Picture the waterproof lining roofers put on your roof before they add roof tiles. You've got your plywood layer down first, and you need to protect it (that's your body tissues).  So, the roofers put down a waterproof membrane (your endothelium.)  On top of that go the shingles (that's the vessel)  Once the rains come (bodily fluids), the health of your home DEPENDS on the waterproof lining doing it's job and channeling water into your gutters.  Even though the roof and plywood seem much stronger, they need that membrane.  If the waterproofing membrane has holes, or is in bad condition, you're going to have a problem.
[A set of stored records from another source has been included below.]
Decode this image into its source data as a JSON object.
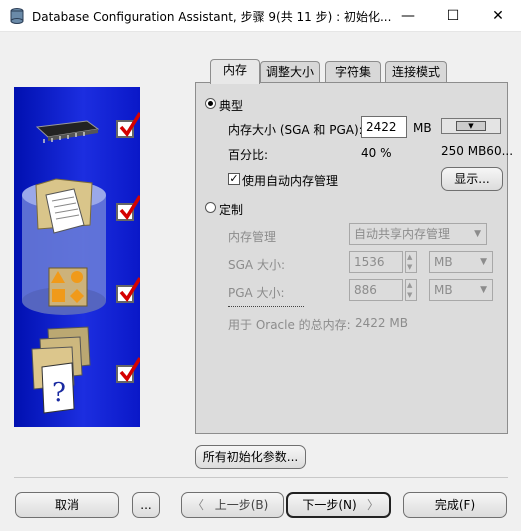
{
  "window": {
    "title": "Database Configuration Assistant, 步骤 9(共 11 步) : 初始化...",
    "minimize_glyph": "—",
    "maximize_glyph": "☐",
    "close_glyph": "✕"
  },
  "tabs": [
    {
      "label": "内存"
    },
    {
      "label": "调整大小"
    },
    {
      "label": "字符集"
    },
    {
      "label": "连接模式"
    }
  ],
  "typical": {
    "label": "典型",
    "memory_size_label": "内存大小 (SGA 和 PGA):",
    "memory_size_value": "2422",
    "memory_unit": "MB",
    "percent_label": "百分比:",
    "percent_value": "40 %",
    "slider_range": "250 MB60...",
    "auto_memory_label": "使用自动内存管理",
    "auto_memory_checked": true,
    "show_button": "显示..."
  },
  "custom": {
    "label": "定制",
    "memory_mgmt_label": "内存管理",
    "memory_mgmt_value": "自动共享内存管理",
    "sga_label": "SGA 大小:",
    "sga_value": "1536",
    "sga_unit": "MB",
    "pga_label": "PGA 大小:",
    "pga_value": "886",
    "pga_unit": "MB",
    "total_label": "用于 Oracle 的总内存:",
    "total_value": "2422 MB"
  },
  "all_params_button": "所有初始化参数...",
  "footer": {
    "cancel": "取消",
    "help": "...",
    "back": "上一步(B)",
    "next": "下一步(N)",
    "finish": "完成(F)"
  },
  "colors": {
    "panel_blue": "#1c2ee0",
    "check_red": "#d40000"
  }
}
Same thing with your endothelial layer.  If you've got a problem, it's called endothelial dysfunction.  And this problem is found in multiple sclerosis, heart disease, dementia and Alzheimer's, and a whole host of other diseases which are linked to heart and brain health.  Leaky and faulty endothelial layers allow plasmic particles into your brain and cause inflammation.  Faulty endothelial cells don't allow blood and lymph to flow smoothly and create slowed cerebral blood flow, or "hypo perfusion."


The good and bad news is that there are a lot of environmental factors that affect your endothelium.  That means there are things you can do, or not do, to help it.

When I started blabbering on about endothelial health to Jeff and all who would listen-- back in 2008---there wasn't as much research published on the link of endothelial health to MS.  But there sure is a lot more now.  http://ccsviinms.blogspot.com/2015/07/new-research-ms-as-disease-of.html

I sent my program to Dr. John Cooke at Stanford, and he thought it made sense.
Here it is.  Please check it out.  It works.
 http://ccsvi.org/index.php/helping-myself/endothelial-health

Don't let medical words keep you from the truth of the research.
There are things you can do, starting TODAY, to improve this lining.  To feel better, to decrease MS symptoms, to decrease MS progression, to increase health and vitality.
Endothelial cells are very forgiving.  They can heal and repair.
And that's why I'm going to keep harping and nagging and take the teasing (you hear me, Jeff??!!)

Learn about your endothelium.

Because you matter!
xo,
Joan